During the Braves’ “At Home Opener” stream on Friday evening – when the team would’ve been playing its first game at Truist Park this season – general manager Alex Anthopoulos revealed an interesting nugget about the Braves’ third-base competition.
Austin Riley and Johan Camargo were playing so well, it’s likely both would’ve made the initial roster.
“Camargo, Riley were playing unbelievably well,” Anthopoulos told Fox Sports broadcaster Chip Carey, who was conducting the pre-recorded interview. “We hadn’t made a decision yet of who we were going to carry. We had started to talk about – the fact that the minor-league season was scheduled to start on April 9 and we were starting March 26 – we started to talk about carrying both. There’s no reason to leave them down in Florida. They’d both been playing well enough to make the team.
“And if it got to the point that we thought one of them needed to play each day, that could’ve been a conversation we could’ve had right when (Triple-A) Gwinnett was going to open the season. We could’ve sent a player down at that point.”
Riley was 10-for-28 this spring with two homers, two doubles and four RBIs. Most notably, he only struck out five times. He displayed a better, more comfortable approach at the plate that had the team encouraged he could trim his gaudy strikeout numbers (he whiffed in almost 40% of his at-bats across his rookie season).
A much leaner Camargo was almost equally impressive. The switch-hitter was 8-for-28 with one homer, two doubles and eight RBIs. The pair’s play was creating a welcomed tough decision for the Braves brass.
Manager Brian Snitker said he didn't see a pathway to carrying Camargo and Riley on the initial roster. Evidently, the team's thinking changed in the days between that March 1 proclamation and the sport's suspension 12 days later.
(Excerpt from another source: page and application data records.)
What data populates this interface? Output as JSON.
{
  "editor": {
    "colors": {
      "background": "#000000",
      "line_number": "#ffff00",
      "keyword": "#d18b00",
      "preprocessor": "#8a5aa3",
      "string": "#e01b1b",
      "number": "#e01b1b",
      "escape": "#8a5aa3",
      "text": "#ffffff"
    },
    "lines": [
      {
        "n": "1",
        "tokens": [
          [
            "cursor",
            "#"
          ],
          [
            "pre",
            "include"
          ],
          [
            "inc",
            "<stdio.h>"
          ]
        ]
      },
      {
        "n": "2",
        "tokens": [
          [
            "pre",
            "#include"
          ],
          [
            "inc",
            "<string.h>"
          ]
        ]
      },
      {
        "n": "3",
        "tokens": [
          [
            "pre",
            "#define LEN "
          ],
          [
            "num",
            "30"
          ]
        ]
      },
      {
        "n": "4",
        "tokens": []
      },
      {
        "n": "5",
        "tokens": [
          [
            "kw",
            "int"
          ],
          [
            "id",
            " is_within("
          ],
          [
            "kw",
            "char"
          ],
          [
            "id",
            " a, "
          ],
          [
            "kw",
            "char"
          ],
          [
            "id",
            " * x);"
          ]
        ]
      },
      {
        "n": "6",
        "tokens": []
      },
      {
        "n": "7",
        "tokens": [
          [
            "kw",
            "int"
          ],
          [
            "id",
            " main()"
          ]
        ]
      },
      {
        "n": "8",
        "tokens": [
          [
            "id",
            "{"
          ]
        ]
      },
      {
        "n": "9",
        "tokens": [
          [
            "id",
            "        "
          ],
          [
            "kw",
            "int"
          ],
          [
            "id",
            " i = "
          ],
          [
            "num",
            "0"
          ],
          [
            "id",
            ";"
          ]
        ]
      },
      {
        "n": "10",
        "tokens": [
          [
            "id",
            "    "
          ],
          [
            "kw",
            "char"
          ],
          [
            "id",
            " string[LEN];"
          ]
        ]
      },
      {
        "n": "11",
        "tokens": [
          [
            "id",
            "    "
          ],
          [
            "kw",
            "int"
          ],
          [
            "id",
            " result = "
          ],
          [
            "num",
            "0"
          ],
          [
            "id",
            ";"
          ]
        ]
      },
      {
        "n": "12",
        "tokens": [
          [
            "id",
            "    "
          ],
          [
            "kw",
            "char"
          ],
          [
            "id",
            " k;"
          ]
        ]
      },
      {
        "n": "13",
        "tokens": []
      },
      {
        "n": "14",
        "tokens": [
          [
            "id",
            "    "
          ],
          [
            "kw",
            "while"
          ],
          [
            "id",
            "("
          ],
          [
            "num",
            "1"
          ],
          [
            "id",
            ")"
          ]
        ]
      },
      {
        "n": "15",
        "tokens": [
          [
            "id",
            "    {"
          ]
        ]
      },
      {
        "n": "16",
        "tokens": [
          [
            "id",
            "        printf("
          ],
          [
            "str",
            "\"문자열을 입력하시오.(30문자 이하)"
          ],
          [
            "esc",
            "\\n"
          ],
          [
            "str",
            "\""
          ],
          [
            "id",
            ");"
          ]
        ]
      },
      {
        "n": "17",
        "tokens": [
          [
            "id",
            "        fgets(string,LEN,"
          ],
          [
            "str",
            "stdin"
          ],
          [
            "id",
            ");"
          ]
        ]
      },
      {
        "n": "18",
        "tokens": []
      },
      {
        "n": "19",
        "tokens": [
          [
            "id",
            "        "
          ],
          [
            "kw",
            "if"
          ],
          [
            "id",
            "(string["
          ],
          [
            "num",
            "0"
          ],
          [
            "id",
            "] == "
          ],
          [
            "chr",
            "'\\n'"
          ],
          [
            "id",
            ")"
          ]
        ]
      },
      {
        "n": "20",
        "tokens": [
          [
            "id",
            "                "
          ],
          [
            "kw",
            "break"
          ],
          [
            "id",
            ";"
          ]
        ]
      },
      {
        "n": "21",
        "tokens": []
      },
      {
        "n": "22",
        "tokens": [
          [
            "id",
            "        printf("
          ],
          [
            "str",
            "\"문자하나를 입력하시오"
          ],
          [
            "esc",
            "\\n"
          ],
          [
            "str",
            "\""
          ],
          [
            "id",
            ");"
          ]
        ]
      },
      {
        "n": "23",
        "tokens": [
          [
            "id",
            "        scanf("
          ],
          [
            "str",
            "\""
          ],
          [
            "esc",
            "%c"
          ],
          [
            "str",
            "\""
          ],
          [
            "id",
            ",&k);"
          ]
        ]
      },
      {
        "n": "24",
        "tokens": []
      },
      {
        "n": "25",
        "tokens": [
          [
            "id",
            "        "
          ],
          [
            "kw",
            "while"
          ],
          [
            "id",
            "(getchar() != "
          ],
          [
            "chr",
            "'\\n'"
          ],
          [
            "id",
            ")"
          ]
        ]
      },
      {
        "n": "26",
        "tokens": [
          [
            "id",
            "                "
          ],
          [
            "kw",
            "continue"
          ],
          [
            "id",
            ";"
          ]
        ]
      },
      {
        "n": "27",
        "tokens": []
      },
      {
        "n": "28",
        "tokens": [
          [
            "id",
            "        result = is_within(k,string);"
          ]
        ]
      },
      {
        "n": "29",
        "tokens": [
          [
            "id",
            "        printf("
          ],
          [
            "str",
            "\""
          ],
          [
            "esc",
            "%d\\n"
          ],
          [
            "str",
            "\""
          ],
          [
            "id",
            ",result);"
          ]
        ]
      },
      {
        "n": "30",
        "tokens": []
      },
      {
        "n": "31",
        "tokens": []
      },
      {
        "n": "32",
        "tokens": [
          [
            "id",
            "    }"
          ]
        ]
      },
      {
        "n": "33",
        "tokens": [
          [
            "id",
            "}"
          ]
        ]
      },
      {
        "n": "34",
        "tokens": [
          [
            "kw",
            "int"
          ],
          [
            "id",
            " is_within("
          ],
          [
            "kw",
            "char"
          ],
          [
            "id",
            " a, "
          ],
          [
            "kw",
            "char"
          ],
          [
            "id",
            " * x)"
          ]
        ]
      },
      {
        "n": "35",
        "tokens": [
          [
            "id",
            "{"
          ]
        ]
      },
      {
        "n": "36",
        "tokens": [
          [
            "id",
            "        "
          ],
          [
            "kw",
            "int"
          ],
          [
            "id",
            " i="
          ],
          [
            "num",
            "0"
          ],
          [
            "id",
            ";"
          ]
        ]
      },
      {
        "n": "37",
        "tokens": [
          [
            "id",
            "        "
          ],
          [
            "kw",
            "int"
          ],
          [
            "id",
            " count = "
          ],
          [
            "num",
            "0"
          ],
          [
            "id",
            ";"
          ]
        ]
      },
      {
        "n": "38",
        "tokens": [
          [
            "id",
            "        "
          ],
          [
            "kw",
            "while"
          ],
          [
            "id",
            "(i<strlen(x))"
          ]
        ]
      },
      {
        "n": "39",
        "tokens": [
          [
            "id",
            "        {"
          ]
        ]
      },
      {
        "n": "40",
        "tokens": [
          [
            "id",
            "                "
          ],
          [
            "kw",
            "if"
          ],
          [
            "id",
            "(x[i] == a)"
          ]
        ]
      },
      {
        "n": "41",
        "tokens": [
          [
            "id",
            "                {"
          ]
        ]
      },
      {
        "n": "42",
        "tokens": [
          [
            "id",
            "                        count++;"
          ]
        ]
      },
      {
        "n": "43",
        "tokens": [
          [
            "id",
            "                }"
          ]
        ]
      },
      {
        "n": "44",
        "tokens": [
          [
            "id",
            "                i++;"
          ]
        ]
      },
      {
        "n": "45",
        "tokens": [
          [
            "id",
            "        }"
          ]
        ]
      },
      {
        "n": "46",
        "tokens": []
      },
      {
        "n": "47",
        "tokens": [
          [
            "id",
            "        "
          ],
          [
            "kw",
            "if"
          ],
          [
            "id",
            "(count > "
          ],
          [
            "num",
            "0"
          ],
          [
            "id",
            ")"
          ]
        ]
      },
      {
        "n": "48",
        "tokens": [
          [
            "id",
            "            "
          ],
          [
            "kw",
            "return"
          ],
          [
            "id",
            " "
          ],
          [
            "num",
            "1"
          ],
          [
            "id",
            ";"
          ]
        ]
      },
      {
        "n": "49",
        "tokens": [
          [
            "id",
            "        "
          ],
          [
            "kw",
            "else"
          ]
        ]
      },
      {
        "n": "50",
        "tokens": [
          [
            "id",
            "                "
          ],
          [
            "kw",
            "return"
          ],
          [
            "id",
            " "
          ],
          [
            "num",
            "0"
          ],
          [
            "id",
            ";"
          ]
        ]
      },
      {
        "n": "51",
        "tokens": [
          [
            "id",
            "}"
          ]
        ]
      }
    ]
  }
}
Ultimately, what Anthopoulos pondered probably would’ve won out. With both playing so well, there was little logic in leaving either in Florida. The Braves could’ve used a trial run with both, and if they determined one needed more reps, he could join the Triple-A club later.
Of course, the conversation is now moot. But if MLB resumes in 2020, it will surely do so with expanded rosters, making it even easier to carry both players. The team would still be tasked with finding each ample playing time, but that’s a discussion for a later day.